[[ PROVIDED ENTRIES, beginning ]]

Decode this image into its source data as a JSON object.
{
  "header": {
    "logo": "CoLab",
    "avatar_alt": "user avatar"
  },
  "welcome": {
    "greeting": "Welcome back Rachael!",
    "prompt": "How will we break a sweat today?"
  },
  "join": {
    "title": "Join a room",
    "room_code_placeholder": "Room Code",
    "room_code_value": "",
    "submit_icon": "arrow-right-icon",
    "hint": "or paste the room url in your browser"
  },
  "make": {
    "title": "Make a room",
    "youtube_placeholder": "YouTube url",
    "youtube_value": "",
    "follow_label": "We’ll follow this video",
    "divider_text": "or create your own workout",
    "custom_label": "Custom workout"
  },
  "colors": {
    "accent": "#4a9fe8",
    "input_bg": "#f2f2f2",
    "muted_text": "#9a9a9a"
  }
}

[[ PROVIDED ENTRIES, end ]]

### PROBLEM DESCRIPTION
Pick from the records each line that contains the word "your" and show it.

### RESULT OF THE TASK
    "hint": "or paste the room url in your browser"
    "divider_text": "or create your own workout",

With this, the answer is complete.